Just north of Richmond, Virginia, in the town of Mechanicsville, a most unusual structure resides. The Historic Polegreen Church — today often the site of weddings and other events — commemorates the church organized by Samuel Davies with an open frame. The original building was destroyed in the War Between the States in 1864. The present structure marks the site of the church, along with the Samuel Morris Reading Room which led to the revival of religion in central Virginia, a story which we have outlined before here.
The historical significance of this place is well explained by markers at the site. Various signs tell the story of the birth of religious liberty here in the once-Anglican colony of Virginia, largely through the labors of Samuel Davies.

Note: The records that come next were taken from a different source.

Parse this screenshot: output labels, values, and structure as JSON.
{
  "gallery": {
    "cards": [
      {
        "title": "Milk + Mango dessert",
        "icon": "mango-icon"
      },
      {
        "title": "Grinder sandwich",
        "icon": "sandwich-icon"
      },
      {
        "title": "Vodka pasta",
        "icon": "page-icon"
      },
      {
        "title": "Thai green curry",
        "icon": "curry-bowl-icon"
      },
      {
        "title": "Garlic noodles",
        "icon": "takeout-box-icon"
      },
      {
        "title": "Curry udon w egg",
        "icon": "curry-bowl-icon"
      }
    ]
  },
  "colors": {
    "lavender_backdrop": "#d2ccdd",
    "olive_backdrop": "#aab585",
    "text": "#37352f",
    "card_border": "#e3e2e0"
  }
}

It was here that Hanover Presbytery was founded in 1755, the second presbytery in the American South, and the first to be connected to one of the main synods in the North.
Walking through the woods on a sunny day, despite the open-air nature of the structures, one can easily feel as though they were transported in time to a place where crowds assembled to hear the faithful preaching of God’s Word, or gathered simply to hear godly books read and discussed.
The past is not dead, as we say, and here especially the history of colonial Presbyterianism is very much alive in the midst of the central Virginia woods. If you can visit, this historical site is well worth your time. Meanwhile, take time to read the works of Samuel Davies, to better understand the ministry of the Word that once resounded from the pulpit here. The legacy of an 18th century Presbyterian revival speaks to us today in the 21st century.